[Data excerpts]
▽
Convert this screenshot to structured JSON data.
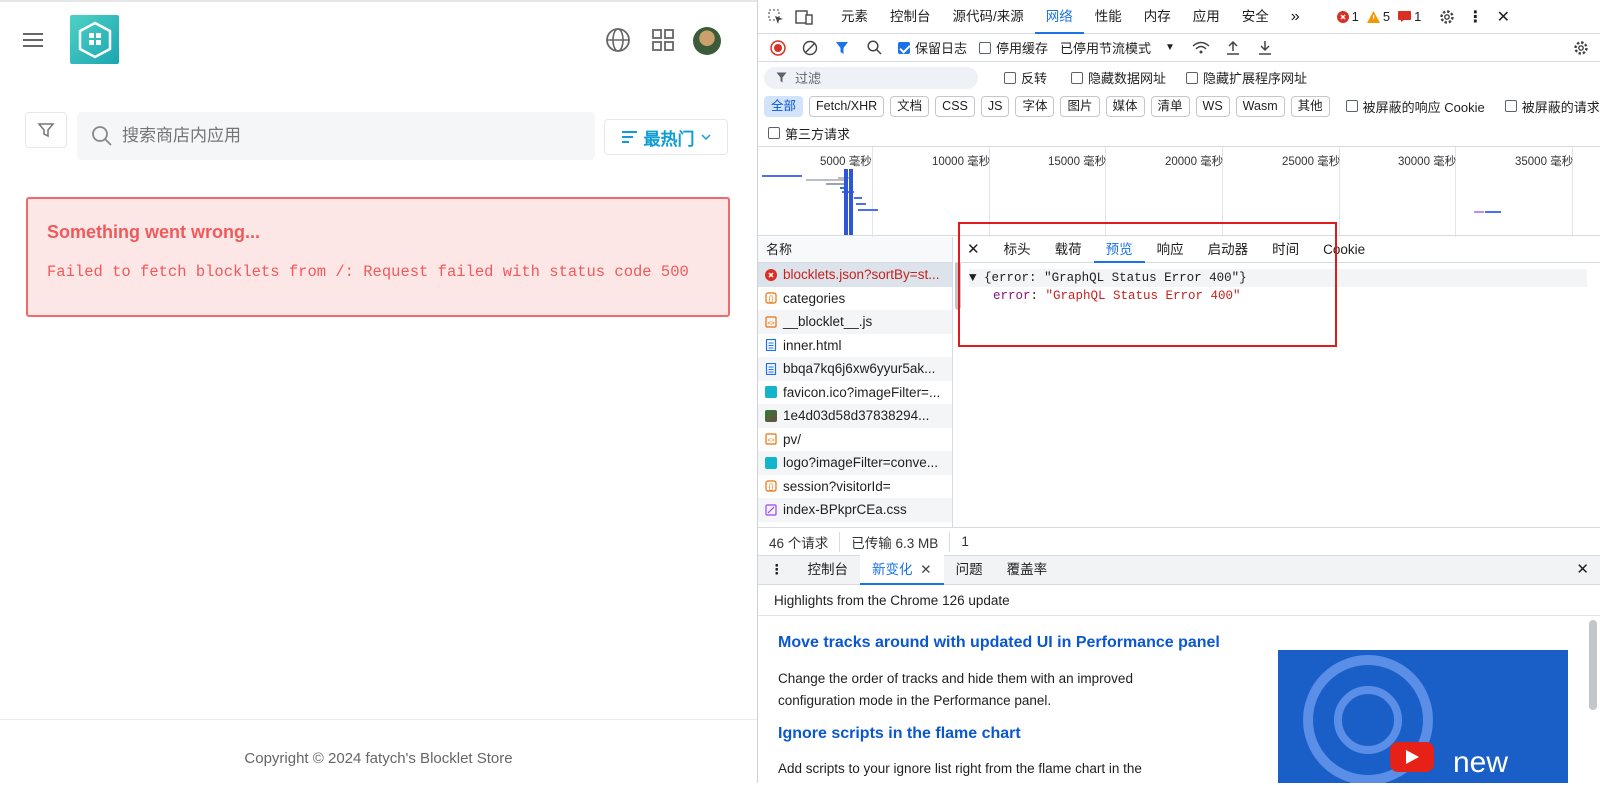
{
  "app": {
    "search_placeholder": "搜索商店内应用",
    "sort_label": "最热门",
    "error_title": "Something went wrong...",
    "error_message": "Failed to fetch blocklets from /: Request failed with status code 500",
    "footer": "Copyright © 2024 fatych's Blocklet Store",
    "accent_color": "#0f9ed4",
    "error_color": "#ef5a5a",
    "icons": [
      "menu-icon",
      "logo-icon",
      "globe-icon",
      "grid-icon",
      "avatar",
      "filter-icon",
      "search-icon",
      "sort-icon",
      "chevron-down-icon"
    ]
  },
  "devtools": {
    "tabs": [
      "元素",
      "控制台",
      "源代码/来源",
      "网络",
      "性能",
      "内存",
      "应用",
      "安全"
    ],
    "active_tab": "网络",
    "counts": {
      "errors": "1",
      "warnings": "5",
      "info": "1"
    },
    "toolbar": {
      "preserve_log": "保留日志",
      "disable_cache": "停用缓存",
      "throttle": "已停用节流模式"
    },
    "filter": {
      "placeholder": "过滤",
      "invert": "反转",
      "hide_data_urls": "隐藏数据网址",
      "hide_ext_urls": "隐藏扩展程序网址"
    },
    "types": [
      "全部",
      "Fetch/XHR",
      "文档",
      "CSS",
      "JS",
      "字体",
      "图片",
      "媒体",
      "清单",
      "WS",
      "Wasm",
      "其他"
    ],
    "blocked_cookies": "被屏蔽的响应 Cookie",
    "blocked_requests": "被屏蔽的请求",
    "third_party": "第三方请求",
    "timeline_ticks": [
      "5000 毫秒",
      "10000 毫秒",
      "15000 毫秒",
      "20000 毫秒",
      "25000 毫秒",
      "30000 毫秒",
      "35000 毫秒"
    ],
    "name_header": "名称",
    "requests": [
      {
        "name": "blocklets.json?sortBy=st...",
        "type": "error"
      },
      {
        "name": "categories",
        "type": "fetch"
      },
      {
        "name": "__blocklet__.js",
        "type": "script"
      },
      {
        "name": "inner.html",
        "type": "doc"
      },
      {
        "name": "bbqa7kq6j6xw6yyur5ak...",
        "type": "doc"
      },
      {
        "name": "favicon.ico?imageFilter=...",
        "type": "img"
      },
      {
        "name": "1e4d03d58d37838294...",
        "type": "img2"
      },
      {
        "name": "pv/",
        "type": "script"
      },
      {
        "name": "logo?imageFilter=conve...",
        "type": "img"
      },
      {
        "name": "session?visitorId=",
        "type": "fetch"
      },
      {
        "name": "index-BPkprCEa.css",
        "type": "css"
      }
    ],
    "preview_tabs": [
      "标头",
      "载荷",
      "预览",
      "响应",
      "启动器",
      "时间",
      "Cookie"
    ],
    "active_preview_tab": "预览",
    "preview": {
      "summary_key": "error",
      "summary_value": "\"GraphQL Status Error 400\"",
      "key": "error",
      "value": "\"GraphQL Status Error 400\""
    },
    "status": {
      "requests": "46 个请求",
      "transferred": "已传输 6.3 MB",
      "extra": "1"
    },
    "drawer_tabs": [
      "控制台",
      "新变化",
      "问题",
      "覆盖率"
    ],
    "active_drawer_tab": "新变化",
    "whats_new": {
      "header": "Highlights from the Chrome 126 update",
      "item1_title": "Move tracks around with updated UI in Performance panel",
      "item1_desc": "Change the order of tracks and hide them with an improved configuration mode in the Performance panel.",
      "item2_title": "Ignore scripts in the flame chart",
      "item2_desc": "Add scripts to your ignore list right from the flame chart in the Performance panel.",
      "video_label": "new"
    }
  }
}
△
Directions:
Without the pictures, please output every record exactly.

Finished exercise:
Convert this screenshot to structured JSON data.
{
  "app": {
    "search_placeholder": "搜索商店内应用",
    "sort_label": "最热门",
    "error_title": "Something went wrong...",
    "error_message": "Failed to fetch blocklets from /: Request failed with status code 500",
    "footer": "Copyright © 2024 fatych's Blocklet Store",
    "accent_color": "#0f9ed4",
    "error_color": "#ef5a5a",
    "icons": [
      "menu-icon",
      "logo-icon",
      "globe-icon",
      "grid-icon",
      "avatar",
      "filter-icon",
      "search-icon",
      "sort-icon",
      "chevron-down-icon"
    ]
  },
  "devtools": {
    "tabs": [
      "元素",
      "控制台",
      "源代码/来源",
      "网络",
      "性能",
      "内存",
      "应用",
      "安全"
    ],
    "active_tab": "网络",
    "counts": {
      "errors": "1",
      "warnings": "5",
      "info": "1"
    },
    "toolbar": {
      "preserve_log": "保留日志",
      "disable_cache": "停用缓存",
      "throttle": "已停用节流模式"
    },
    "filter": {
      "placeholder": "过滤",
      "invert": "反转",
      "hide_data_urls": "隐藏数据网址",
      "hide_ext_urls": "隐藏扩展程序网址"
    },
    "types": [
      "全部",
      "Fetch/XHR",
      "文档",
      "CSS",
      "JS",
      "字体",
      "图片",
      "媒体",
      "清单",
      "WS",
      "Wasm",
      "其他"
    ],
    "blocked_cookies": "被屏蔽的响应 Cookie",
    "blocked_requests": "被屏蔽的请求",
    "third_party": "第三方请求",
    "timeline_ticks": [
      "5000 毫秒",
      "10000 毫秒",
      "15000 毫秒",
      "20000 毫秒",
      "25000 毫秒",
      "30000 毫秒",
      "35000 毫秒"
    ],
    "name_header": "名称",
    "requests": [
      {
        "name": "blocklets.json?sortBy=st...",
        "type": "error"
      },
      {
        "name": "categories",
        "type": "fetch"
      },
      {
        "name": "__blocklet__.js",
        "type": "script"
      },
      {
        "name": "inner.html",
        "type": "doc"
      },
      {
        "name": "bbqa7kq6j6xw6yyur5ak...",
        "type": "doc"
      },
      {
        "name": "favicon.ico?imageFilter=...",
        "type": "img"
      },
      {
        "name": "1e4d03d58d37838294...",
        "type": "img2"
      },
      {
        "name": "pv/",
        "type": "script"
      },
      {
        "name": "logo?imageFilter=conve...",
        "type": "img"
      },
      {
        "name": "session?visitorId=",
        "type": "fetch"
      },
      {
        "name": "index-BPkprCEa.css",
        "type": "css"
      }
    ],
    "preview_tabs": [
      "标头",
      "载荷",
      "预览",
      "响应",
      "启动器",
      "时间",
      "Cookie"
    ],
    "active_preview_tab": "预览",
    "preview": {
      "summary_key": "error",
      "summary_value": "\"GraphQL Status Error 400\"",
      "key": "error",
      "value": "\"GraphQL Status Error 400\""
    },
    "status": {
      "requests": "46 个请求",
      "transferred": "已传输 6.3 MB",
      "extra": "1"
    },
    "drawer_tabs": [
      "控制台",
      "新变化",
      "问题",
      "覆盖率"
    ],
    "active_drawer_tab": "新变化",
    "whats_new": {
      "header": "Highlights from the Chrome 126 update",
      "item1_title": "Move tracks around with updated UI in Performance panel",
      "item1_desc": "Change the order of tracks and hide them with an improved configuration mode in the Performance panel.",
      "item2_title": "Ignore scripts in the flame chart",
      "item2_desc": "Add scripts to your ignore list right from the flame chart in the Performance panel.",
      "video_label": "new"
    }
  }
}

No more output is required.